What the task asks
The records below must be copied out completely and exactly.

Data for review
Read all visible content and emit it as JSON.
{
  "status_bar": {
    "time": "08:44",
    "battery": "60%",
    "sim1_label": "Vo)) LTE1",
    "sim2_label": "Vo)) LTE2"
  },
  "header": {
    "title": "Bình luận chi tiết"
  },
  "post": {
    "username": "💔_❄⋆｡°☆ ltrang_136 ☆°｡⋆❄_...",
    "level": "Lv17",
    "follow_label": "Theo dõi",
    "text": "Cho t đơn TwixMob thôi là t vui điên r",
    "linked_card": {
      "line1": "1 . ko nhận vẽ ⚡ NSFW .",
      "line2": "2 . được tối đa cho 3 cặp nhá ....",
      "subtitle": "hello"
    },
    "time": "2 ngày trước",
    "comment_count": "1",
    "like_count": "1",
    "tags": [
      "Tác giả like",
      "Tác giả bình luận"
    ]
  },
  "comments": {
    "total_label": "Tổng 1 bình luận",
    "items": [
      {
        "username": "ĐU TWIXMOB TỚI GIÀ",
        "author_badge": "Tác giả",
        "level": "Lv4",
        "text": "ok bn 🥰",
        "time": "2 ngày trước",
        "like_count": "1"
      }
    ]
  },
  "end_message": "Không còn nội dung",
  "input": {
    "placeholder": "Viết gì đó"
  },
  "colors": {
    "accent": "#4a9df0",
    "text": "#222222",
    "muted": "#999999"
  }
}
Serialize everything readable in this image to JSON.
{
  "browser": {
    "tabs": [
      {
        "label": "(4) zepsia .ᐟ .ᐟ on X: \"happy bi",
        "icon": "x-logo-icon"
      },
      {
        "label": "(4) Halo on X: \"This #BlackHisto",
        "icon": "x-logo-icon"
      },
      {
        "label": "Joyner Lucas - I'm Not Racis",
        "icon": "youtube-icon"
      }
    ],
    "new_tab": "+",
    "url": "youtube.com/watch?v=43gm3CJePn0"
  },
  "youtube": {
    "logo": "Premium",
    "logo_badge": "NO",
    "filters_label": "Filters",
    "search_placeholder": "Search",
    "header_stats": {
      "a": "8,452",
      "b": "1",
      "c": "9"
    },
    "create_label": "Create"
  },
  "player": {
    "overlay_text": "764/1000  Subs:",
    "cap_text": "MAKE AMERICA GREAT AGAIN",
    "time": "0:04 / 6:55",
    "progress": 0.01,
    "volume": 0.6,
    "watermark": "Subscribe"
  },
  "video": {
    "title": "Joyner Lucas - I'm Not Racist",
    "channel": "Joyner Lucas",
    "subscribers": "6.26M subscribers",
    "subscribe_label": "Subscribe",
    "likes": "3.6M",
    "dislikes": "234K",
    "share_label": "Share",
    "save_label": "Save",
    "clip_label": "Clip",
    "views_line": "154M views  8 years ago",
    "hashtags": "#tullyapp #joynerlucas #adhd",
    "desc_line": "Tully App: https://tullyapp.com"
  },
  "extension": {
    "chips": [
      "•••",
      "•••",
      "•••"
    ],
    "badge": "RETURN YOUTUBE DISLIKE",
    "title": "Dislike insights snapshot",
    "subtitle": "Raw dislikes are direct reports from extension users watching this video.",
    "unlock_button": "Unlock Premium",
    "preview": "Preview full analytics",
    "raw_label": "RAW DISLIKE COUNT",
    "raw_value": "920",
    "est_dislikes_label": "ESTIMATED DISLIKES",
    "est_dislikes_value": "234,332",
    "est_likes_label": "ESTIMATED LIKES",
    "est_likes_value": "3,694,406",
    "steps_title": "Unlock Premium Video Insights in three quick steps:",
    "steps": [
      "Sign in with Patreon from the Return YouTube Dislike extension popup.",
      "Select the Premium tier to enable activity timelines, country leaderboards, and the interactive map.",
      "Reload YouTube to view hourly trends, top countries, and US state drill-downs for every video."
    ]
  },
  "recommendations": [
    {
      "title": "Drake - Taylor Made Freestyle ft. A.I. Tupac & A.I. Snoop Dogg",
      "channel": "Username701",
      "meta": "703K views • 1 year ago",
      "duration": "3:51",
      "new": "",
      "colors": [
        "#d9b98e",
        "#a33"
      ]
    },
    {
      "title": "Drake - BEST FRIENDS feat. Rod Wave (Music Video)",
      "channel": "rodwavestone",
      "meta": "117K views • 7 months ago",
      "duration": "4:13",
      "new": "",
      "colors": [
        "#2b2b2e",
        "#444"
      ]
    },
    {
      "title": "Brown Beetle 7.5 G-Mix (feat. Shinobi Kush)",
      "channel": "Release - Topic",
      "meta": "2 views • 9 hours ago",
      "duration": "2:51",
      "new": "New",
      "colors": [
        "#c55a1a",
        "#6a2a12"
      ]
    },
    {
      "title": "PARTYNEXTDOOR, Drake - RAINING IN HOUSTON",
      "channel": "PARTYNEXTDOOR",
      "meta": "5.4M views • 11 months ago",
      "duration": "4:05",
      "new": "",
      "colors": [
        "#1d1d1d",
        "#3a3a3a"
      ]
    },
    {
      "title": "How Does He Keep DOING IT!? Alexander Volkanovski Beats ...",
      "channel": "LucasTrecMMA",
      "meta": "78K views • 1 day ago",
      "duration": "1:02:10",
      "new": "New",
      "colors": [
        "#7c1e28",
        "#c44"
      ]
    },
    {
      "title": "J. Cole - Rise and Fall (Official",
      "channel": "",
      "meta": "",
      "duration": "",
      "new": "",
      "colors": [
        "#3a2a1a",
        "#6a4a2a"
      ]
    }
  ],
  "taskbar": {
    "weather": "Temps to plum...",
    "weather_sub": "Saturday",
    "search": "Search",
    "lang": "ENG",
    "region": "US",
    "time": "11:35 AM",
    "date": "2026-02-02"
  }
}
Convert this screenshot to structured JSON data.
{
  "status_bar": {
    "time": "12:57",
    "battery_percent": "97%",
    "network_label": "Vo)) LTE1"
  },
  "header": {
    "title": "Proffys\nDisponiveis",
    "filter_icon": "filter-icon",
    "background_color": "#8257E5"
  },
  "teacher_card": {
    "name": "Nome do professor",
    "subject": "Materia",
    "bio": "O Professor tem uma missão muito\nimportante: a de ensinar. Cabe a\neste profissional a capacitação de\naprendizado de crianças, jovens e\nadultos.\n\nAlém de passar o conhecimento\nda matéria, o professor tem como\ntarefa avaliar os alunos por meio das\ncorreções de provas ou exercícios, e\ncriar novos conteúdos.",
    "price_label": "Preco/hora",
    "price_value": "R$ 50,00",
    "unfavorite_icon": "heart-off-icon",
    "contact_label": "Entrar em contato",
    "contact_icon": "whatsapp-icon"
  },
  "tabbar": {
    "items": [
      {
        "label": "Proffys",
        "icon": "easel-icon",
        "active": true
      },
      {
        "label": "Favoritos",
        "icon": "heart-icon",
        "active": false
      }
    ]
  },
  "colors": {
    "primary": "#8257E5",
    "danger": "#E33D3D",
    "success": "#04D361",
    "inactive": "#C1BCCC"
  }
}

Worked solution
Read all visible content and emit it as JSON.
{
  "status_bar": {
    "time": "08:44",
    "battery": "60%",
    "sim1_label": "Vo)) LTE1",
    "sim2_label": "Vo)) LTE2"
  },
  "header": {
    "title": "Bình luận chi tiết"
  },
  "post": {
    "username": "💔_❄⋆｡°☆ ltrang_136 ☆°｡⋆❄_...",
    "level": "Lv17",
    "follow_label": "Theo dõi",
    "text": "Cho t đơn TwixMob thôi là t vui điên r",
    "linked_card": {
      "line1": "1 . ko nhận vẽ ⚡ NSFW .",
      "line2": "2 . được tối đa cho 3 cặp nhá ....",
      "subtitle": "hello"
    },
    "time": "2 ngày trước",
    "comment_count": "1",
    "like_count": "1",
    "tags": [
      "Tác giả like",
      "Tác giả bình luận"
    ]
  },
  "comments": {
    "total_label": "Tổng 1 bình luận",
    "items": [
      {
        "username": "ĐU TWIXMOB TỚI GIÀ",
        "author_badge": "Tác giả",
        "level": "Lv4",
        "text": "ok bn 🥰",
        "time": "2 ngày trước",
        "like_count": "1"
      }
    ]
  },
  "end_message": "Không còn nội dung",
  "input": {
    "placeholder": "Viết gì đó"
  },
  "colors": {
    "accent": "#4a9df0",
    "text": "#222222",
    "muted": "#999999"
  }
}
Serialize everything readable in this image to JSON.
{
  "browser": {
    "tabs": [
      {
        "label": "(4) zepsia .ᐟ .ᐟ on X: \"happy bi",
        "icon": "x-logo-icon"
      },
      {
        "label": "(4) Halo on X: \"This #BlackHisto",
        "icon": "x-logo-icon"
      },
      {
        "label": "Joyner Lucas - I'm Not Racis",
        "icon": "youtube-icon"
      }
    ],
    "new_tab": "+",
    "url": "youtube.com/watch?v=43gm3CJePn0"
  },
  "youtube": {
    "logo": "Premium",
    "logo_badge": "NO",
    "filters_label": "Filters",
    "search_placeholder": "Search",
    "header_stats": {
      "a": "8,452",
      "b": "1",
      "c": "9"
    },
    "create_label": "Create"
  },
  "player": {
    "overlay_text": "764/1000  Subs:",
    "cap_text": "MAKE AMERICA GREAT AGAIN",
    "time": "0:04 / 6:55",
    "progress": 0.01,
    "volume": 0.6,
    "watermark": "Subscribe"
  },
  "video": {
    "title": "Joyner Lucas - I'm Not Racist",
    "channel": "Joyner Lucas",
    "subscribers": "6.26M subscribers",
    "subscribe_label": "Subscribe",
    "likes": "3.6M",
    "dislikes": "234K",
    "share_label": "Share",
    "save_label": "Save",
    "clip_label": "Clip",
    "views_line": "154M views  8 years ago",
    "hashtags": "#tullyapp #joynerlucas #adhd",
    "desc_line": "Tully App: https://tullyapp.com"
  },
  "extension": {
    "chips": [
      "•••",
      "•••",
      "•••"
    ],
    "badge": "RETURN YOUTUBE DISLIKE",
    "title": "Dislike insights snapshot",
    "subtitle": "Raw dislikes are direct reports from extension users watching this video.",
    "unlock_button": "Unlock Premium",
    "preview": "Preview full analytics",
    "raw_label": "RAW DISLIKE COUNT",
    "raw_value": "920",
    "est_dislikes_label": "ESTIMATED DISLIKES",
    "est_dislikes_value": "234,332",
    "est_likes_label": "ESTIMATED LIKES",
    "est_likes_value": "3,694,406",
    "steps_title": "Unlock Premium Video Insights in three quick steps:",
    "steps": [
      "Sign in with Patreon from the Return YouTube Dislike extension popup.",
      "Select the Premium tier to enable activity timelines, country leaderboards, and the interactive map.",
      "Reload YouTube to view hourly trends, top countries, and US state drill-downs for every video."
    ]
  },
  "recommendations": [
    {
      "title": "Drake - Taylor Made Freestyle ft. A.I. Tupac & A.I. Snoop Dogg",
      "channel": "Username701",
      "meta": "703K views • 1 year ago",
      "duration": "3:51",
      "new": "",
      "colors": [
        "#d9b98e",
        "#a33"
      ]
    },
    {
      "title": "Drake - BEST FRIENDS feat. Rod Wave (Music Video)",
      "channel": "rodwavestone",
      "meta": "117K views • 7 months ago",
      "duration": "4:13",
      "new": "",
      "colors": [
        "#2b2b2e",
        "#444"
      ]
    },
    {
      "title": "Brown Beetle 7.5 G-Mix (feat. Shinobi Kush)",
      "channel": "Release - Topic",
      "meta": "2 views • 9 hours ago",
      "duration": "2:51",
      "new": "New",
      "colors": [
        "#c55a1a",
        "#6a2a12"
      ]
    },
    {
      "title": "PARTYNEXTDOOR, Drake - RAINING IN HOUSTON",
      "channel": "PARTYNEXTDOOR",
      "meta": "5.4M views • 11 months ago",
      "duration": "4:05",
      "new": "",
      "colors": [
        "#1d1d1d",
        "#3a3a3a"
      ]
    },
    {
      "title": "How Does He Keep DOING IT!? Alexander Volkanovski Beats ...",
      "channel": "LucasTrecMMA",
      "meta": "78K views • 1 day ago",
      "duration": "1:02:10",
      "new": "New",
      "colors": [
        "#7c1e28",
        "#c44"
      ]
    },
    {
      "title": "J. Cole - Rise and Fall (Official",
      "channel": "",
      "meta": "",
      "duration": "",
      "new": "",
      "colors": [
        "#3a2a1a",
        "#6a4a2a"
      ]
    }
  ],
  "taskbar": {
    "weather": "Temps to plum...",
    "weather_sub": "Saturday",
    "search": "Search",
    "lang": "ENG",
    "region": "US",
    "time": "11:35 AM",
    "date": "2026-02-02"
  }
}
Convert this screenshot to structured JSON data.
{
  "status_bar": {
    "time": "12:57",
    "battery_percent": "97%",
    "network_label": "Vo)) LTE1"
  },
  "header": {
    "title": "Proffys\nDisponiveis",
    "filter_icon": "filter-icon",
    "background_color": "#8257E5"
  },
  "teacher_card": {
    "name": "Nome do professor",
    "subject": "Materia",
    "bio": "O Professor tem uma missão muito\nimportante: a de ensinar. Cabe a\neste profissional a capacitação de\naprendizado de crianças, jovens e\nadultos.\n\nAlém de passar o conhecimento\nda matéria, o professor tem como\ntarefa avaliar os alunos por meio das\ncorreções de provas ou exercícios, e\ncriar novos conteúdos.",
    "price_label": "Preco/hora",
    "price_value": "R$ 50,00",
    "unfavorite_icon": "heart-off-icon",
    "contact_label": "Entrar em contato",
    "contact_icon": "whatsapp-icon"
  },
  "tabbar": {
    "items": [
      {
        "label": "Proffys",
        "icon": "easel-icon",
        "active": true
      },
      {
        "label": "Favoritos",
        "icon": "heart-icon",
        "active": false
      }
    ]
  },
  "colors": {
    "primary": "#8257E5",
    "danger": "#E33D3D",
    "success": "#04D361",
    "inactive": "#C1BCCC"
  }
}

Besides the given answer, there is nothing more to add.